But in the meantime, we live here in this world. And God is with us here too… in the midst of our working and resting, eating and sharing, crying and laughing… God is with us.

The problem may be that much of the time we are so busy with our business that we do not look up and notice that God is here among us.

I came across a short story by Leo Tolstoy this week – “Where Love Is, God Is” – a story inspired by today’s Gospel text.

Martin Avdeitch was a shoemaker who lived in a certain town in Russia. He lived in a basement room which possessed but one window. This window looked onto the street, and through it a glimpse could be caught of the passers-by. Martin’s life had had many hard seasons. He had been married, but his wife had died, as had his children. And so, he was alone again, bitterly sad, working away in his basement room.

But one day there came to see him an ancient peasant-pilgrim, and the two had a conversation about life, about grief, and about God. At a point in his life when Martin felt he had no reason to go on living, the pilgrim instructed him to live for God alone… “It is He who gave you life, and therefore it is He for whom you should live. When you come to live for Him you will cease to grieve, and your trials will become easy to bear.”

The pilgrim encouraged Martin to buy a Bible and to begin reading it, saying, “You will learn there how to live for God.” And he did. He bought a Bible, and he began to read it every day. The more he read, the more clearly did he understand what God required of him, and in what way he could live for God; so that his heart grew ever lighter and lighter.

One night, as he was reading, he found the story in Luke’s Gospel in which Jesus is visiting the house of Simon the Pharisee. Although a woman described as sinful anoints Jesus’ feet with oil and pours out her love, Jesus remarks on the host’s lack of hospitality and welcome. And Martin wonders… “If the Lord were to visit me, would I receive him any better?”

Later that night, Martin is suddenly awakened from his sleep by a voice calling out his name. “Who is there?” he asks. And then he hears the words: “Martin! Martin! Look thou into the street tomorrow, for I am coming to visit thee.”

The next day, Martin keeps watch for Christ coming to visit him. Although he works at his table, repairing shoes as usual, he looks up frequently, watching the passers-by, looking for Jesus, who he expects to visit him that day.

And as you might guess, Martin does receive some visitors that day… an old man, frozen from shoveling snow, with whom he shares a cup of tea and a conversation; then a young woman and her infant child, with whom he shares some warm clothes, a little food, and some encouragement; and finally, an old woman and a rascally young boy, who start off as enemies and leave as friends.

Martin watched all day, and never saw Jesus passing by his window. But by the end of the day, he learns that by watching and welcoming, he has offered hospitality to Christ three times in one day. That evening he opens his Bible to read once more, and opens it to the Gospel of Matthew chapter 25: “For I was hungered, and ye gave me meat: I was thirsty, and ye gave me to drink: I was a stranger, and ye took me in.” And further down the page he read: “Inasmuch as ye have done it unto one of the least of these my brethren ye have done it unto me.”

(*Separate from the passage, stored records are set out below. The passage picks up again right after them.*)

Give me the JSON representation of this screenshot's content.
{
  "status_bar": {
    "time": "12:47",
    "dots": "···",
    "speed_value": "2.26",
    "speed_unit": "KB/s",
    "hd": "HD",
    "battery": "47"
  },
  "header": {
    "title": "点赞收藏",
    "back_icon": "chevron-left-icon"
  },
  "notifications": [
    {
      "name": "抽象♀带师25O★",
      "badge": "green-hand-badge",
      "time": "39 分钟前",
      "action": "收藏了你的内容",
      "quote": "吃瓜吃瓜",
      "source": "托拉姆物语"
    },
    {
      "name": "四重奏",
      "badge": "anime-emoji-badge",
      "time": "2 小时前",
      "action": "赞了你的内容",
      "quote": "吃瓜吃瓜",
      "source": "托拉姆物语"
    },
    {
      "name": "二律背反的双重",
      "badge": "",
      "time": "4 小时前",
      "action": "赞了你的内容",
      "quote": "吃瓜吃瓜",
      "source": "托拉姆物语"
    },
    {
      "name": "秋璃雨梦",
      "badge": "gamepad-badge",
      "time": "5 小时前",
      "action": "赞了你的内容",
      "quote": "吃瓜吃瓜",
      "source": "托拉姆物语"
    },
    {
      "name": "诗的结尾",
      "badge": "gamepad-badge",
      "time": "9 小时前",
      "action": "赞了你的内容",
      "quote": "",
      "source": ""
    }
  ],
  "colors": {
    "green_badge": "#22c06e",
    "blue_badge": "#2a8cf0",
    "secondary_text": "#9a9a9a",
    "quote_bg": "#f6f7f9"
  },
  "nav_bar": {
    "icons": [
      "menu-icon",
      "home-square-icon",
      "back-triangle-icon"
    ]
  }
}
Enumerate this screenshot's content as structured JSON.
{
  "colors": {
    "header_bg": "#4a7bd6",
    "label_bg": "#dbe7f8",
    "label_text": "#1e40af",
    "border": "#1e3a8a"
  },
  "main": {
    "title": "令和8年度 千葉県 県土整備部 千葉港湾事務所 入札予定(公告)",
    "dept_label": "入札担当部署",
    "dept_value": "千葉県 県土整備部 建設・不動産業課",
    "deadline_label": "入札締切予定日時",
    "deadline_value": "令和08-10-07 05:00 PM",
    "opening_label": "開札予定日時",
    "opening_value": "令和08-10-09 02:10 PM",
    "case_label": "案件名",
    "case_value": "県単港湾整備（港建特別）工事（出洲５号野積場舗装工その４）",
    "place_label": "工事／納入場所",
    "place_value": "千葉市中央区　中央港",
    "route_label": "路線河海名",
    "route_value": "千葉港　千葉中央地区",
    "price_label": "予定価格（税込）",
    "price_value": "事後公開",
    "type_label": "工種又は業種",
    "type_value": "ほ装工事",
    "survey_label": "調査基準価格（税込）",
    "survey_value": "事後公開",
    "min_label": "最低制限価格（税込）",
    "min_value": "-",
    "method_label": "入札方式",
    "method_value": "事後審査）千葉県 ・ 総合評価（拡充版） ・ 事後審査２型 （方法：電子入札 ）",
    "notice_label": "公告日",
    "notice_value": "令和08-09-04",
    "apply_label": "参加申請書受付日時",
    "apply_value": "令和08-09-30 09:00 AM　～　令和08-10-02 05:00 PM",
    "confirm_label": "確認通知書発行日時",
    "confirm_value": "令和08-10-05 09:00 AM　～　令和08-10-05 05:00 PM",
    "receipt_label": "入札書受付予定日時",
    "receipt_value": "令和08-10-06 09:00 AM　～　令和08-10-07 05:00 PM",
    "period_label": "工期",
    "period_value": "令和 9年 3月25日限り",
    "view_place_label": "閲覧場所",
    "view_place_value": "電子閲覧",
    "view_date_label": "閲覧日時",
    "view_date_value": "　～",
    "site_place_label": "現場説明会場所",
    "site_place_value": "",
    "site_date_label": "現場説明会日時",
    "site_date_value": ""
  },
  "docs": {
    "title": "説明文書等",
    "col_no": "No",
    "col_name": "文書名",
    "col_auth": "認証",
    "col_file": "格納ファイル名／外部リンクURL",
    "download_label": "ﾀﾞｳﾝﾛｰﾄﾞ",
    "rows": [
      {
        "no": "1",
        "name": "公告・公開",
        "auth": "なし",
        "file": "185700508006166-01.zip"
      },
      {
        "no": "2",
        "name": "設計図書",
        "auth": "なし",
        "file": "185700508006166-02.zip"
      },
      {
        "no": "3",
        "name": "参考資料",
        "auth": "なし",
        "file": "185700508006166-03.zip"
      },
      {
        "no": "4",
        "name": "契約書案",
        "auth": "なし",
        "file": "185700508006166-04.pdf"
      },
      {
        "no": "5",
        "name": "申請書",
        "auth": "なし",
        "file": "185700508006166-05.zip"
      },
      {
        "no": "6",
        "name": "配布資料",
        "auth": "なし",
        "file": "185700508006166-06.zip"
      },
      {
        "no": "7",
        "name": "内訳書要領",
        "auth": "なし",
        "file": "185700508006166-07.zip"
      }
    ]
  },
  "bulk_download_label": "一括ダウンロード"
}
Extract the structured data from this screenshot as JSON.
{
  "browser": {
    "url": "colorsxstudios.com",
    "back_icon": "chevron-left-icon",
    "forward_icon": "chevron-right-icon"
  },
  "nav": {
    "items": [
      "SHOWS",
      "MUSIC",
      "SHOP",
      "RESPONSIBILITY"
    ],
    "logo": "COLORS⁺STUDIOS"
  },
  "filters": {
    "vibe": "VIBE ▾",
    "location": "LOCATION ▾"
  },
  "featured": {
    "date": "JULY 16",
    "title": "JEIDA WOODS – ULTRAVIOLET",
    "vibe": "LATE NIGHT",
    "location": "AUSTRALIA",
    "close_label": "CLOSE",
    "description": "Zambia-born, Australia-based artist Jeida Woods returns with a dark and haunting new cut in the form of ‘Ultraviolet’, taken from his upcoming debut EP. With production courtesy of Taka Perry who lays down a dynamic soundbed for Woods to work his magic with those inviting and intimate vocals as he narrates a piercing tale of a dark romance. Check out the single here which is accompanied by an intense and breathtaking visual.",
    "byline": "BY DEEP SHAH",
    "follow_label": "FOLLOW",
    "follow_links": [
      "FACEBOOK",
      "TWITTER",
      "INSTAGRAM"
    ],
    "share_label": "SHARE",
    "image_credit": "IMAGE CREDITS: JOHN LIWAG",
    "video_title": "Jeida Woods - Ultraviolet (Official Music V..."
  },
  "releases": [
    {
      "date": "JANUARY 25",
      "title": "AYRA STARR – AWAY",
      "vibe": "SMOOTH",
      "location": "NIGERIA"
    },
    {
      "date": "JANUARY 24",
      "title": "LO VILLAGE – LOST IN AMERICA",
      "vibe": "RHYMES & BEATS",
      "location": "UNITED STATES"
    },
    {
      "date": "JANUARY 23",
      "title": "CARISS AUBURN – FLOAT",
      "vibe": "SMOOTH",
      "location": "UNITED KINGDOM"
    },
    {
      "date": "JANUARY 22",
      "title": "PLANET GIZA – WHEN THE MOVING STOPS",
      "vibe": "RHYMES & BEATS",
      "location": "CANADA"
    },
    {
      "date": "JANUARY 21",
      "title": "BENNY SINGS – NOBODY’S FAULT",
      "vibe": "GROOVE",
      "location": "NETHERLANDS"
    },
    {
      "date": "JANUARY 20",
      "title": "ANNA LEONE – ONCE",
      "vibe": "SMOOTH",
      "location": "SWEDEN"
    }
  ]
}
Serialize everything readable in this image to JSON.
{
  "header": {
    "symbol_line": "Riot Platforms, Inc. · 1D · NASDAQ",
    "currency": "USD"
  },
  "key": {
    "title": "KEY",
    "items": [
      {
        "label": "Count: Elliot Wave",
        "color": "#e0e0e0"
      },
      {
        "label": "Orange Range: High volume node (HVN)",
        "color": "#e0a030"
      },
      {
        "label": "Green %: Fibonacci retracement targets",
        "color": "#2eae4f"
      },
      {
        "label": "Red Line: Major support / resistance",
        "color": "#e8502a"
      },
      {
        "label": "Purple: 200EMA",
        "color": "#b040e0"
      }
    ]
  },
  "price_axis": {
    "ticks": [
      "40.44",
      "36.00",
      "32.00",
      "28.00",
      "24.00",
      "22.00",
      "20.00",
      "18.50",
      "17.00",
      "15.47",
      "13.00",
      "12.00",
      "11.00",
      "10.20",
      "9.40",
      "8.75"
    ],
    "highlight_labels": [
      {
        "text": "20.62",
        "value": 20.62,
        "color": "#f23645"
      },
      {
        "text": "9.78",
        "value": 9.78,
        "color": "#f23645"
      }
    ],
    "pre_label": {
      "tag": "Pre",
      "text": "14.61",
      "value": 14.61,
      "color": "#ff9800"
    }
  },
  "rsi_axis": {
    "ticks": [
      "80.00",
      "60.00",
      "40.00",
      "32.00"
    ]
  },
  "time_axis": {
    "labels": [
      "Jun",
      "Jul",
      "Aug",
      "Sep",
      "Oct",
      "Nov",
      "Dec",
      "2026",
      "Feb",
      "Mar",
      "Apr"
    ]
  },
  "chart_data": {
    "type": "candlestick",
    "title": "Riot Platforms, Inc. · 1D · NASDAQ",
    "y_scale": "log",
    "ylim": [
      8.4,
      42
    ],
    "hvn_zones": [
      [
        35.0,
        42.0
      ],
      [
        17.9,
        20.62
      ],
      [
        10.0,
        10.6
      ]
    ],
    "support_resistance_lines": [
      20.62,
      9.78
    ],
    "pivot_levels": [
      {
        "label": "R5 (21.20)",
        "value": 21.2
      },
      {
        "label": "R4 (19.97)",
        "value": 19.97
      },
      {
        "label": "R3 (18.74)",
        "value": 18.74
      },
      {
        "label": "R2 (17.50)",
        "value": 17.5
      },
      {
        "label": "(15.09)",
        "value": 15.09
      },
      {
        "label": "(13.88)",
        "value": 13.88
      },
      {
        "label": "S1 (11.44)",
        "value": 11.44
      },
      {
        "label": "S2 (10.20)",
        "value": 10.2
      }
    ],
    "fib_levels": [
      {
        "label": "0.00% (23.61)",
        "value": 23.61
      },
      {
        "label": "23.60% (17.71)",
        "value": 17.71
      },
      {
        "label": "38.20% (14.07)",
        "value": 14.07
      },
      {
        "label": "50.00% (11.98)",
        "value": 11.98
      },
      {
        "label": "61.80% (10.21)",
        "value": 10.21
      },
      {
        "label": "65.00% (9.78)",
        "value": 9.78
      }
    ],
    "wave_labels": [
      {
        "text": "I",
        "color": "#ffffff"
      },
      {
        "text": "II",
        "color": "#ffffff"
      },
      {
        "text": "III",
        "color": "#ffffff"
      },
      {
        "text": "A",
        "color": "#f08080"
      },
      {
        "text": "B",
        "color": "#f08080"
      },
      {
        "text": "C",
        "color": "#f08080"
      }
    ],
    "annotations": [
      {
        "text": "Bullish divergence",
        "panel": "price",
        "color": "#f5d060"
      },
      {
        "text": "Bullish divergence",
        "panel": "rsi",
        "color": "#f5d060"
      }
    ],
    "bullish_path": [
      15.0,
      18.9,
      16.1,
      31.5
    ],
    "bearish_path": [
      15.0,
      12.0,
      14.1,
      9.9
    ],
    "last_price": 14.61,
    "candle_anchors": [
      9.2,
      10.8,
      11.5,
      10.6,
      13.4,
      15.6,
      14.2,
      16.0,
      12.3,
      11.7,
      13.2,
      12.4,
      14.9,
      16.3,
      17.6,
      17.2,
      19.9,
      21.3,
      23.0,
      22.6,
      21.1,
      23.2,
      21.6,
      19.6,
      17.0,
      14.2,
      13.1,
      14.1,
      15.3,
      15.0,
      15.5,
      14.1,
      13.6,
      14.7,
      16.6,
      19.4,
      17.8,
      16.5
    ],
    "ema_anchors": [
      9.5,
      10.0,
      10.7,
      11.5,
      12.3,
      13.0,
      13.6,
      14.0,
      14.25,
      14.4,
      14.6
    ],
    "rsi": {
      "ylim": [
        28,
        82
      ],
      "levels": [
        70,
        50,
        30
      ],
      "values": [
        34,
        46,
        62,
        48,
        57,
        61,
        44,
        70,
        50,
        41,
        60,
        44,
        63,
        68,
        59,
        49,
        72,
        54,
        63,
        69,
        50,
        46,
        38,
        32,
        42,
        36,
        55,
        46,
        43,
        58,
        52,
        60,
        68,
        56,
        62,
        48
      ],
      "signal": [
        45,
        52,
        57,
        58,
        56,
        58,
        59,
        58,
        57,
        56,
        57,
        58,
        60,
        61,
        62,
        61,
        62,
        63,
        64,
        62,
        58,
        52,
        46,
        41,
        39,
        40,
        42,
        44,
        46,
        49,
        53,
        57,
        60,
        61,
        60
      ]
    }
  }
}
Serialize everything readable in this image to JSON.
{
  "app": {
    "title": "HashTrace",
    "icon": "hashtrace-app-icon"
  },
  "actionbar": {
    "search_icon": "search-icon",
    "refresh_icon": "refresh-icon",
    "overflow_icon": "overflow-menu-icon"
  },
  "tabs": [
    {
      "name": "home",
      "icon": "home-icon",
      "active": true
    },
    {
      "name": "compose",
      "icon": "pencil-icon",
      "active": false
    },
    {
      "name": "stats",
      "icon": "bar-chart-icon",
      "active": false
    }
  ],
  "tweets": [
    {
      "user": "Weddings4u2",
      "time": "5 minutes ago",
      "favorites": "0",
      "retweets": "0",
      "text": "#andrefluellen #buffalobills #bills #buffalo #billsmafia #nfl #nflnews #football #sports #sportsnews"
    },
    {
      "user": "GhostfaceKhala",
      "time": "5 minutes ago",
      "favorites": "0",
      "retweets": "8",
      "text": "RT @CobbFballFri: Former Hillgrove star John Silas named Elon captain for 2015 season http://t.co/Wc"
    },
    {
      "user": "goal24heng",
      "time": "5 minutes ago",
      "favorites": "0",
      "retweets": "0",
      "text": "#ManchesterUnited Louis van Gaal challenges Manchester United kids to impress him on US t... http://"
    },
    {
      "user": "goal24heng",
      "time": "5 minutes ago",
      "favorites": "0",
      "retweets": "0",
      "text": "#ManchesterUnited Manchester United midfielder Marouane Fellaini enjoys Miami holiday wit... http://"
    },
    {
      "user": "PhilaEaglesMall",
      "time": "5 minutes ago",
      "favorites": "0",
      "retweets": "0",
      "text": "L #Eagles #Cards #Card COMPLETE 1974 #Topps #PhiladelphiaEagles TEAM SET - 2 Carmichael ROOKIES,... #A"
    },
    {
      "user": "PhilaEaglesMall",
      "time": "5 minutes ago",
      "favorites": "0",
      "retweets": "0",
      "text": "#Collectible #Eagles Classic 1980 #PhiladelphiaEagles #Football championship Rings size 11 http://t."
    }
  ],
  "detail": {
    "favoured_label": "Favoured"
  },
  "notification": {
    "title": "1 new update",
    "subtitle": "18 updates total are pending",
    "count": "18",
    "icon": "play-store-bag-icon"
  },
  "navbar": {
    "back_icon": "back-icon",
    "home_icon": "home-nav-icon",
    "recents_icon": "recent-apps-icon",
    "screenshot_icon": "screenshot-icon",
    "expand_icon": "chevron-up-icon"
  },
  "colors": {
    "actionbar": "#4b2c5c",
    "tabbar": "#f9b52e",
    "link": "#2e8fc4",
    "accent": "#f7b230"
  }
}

Because Martin believed that Christ was coming to visit him, he kept looking up, watching, and waiting. It’s not that he stopped doing his work, though he might have been slightly less productive than he would have been otherwise. But he expected Christ to come, he looked up, and he was able to welcome Christ in a cold man, a struggling mother and child, and an old woman and a boy.

No matter what 2017 may hold for you, may you know that God is with you through the times and seasons of your life in this world, may you be comforted and encouraged by the hope of life and peace in the world to come, and may you keep your eyes and your heart open (and your busy schedule flexible enough) to receive Christ in whatever forms he may come to you this year. Amen.